How to complete this task. Copy, in full, each line of the material that holds the word "suffix".

━━━ Raw data ━━━

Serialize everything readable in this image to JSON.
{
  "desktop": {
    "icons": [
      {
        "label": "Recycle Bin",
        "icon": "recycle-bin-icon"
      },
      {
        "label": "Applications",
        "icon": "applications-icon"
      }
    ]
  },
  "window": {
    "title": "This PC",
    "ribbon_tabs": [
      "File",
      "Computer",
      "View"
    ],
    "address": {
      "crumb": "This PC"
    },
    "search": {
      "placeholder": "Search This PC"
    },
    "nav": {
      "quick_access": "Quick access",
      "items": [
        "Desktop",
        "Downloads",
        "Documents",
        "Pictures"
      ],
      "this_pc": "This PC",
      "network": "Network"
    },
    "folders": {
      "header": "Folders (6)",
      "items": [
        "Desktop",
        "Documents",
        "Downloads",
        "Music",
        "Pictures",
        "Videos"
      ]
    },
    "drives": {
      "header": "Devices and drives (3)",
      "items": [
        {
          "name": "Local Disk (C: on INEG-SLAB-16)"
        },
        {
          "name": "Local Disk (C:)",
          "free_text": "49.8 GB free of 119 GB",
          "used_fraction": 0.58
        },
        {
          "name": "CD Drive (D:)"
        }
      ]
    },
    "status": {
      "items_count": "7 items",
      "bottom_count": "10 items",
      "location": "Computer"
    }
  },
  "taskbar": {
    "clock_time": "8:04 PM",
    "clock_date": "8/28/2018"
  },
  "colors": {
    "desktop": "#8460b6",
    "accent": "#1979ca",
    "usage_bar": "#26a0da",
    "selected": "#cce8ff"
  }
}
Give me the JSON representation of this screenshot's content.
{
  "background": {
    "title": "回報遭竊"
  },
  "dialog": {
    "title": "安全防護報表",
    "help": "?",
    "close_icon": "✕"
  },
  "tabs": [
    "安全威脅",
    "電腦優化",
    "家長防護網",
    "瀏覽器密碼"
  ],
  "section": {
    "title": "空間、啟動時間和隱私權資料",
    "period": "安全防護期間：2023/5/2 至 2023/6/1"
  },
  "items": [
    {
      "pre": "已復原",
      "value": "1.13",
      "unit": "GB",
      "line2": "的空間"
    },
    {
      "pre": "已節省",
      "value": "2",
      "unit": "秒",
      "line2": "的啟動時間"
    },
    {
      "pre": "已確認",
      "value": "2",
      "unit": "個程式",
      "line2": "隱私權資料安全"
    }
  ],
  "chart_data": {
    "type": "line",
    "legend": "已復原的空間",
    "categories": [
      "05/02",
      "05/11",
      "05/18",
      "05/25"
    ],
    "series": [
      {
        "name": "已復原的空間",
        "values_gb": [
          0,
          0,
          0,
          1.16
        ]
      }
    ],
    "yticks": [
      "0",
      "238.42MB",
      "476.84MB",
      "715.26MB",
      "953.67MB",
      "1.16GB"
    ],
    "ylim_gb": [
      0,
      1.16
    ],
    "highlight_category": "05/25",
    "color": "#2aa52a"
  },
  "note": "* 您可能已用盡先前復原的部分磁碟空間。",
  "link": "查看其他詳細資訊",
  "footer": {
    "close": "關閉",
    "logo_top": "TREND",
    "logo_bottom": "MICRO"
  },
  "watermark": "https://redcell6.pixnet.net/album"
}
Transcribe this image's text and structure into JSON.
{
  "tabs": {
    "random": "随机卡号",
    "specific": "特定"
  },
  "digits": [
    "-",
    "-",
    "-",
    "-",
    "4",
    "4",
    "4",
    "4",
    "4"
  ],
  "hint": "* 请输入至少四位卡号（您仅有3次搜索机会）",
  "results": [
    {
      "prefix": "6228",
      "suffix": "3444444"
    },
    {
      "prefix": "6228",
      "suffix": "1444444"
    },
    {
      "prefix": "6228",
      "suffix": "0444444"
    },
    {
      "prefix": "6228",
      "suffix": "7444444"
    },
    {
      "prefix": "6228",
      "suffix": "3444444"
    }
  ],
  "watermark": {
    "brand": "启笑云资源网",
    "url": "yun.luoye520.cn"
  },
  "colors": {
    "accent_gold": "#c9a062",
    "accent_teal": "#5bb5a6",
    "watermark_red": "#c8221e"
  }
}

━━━

Task answer.
      "suffix": "3444444"
      "suffix": "1444444"
      "suffix": "0444444"
      "suffix": "7444444"
      "suffix": "3444444"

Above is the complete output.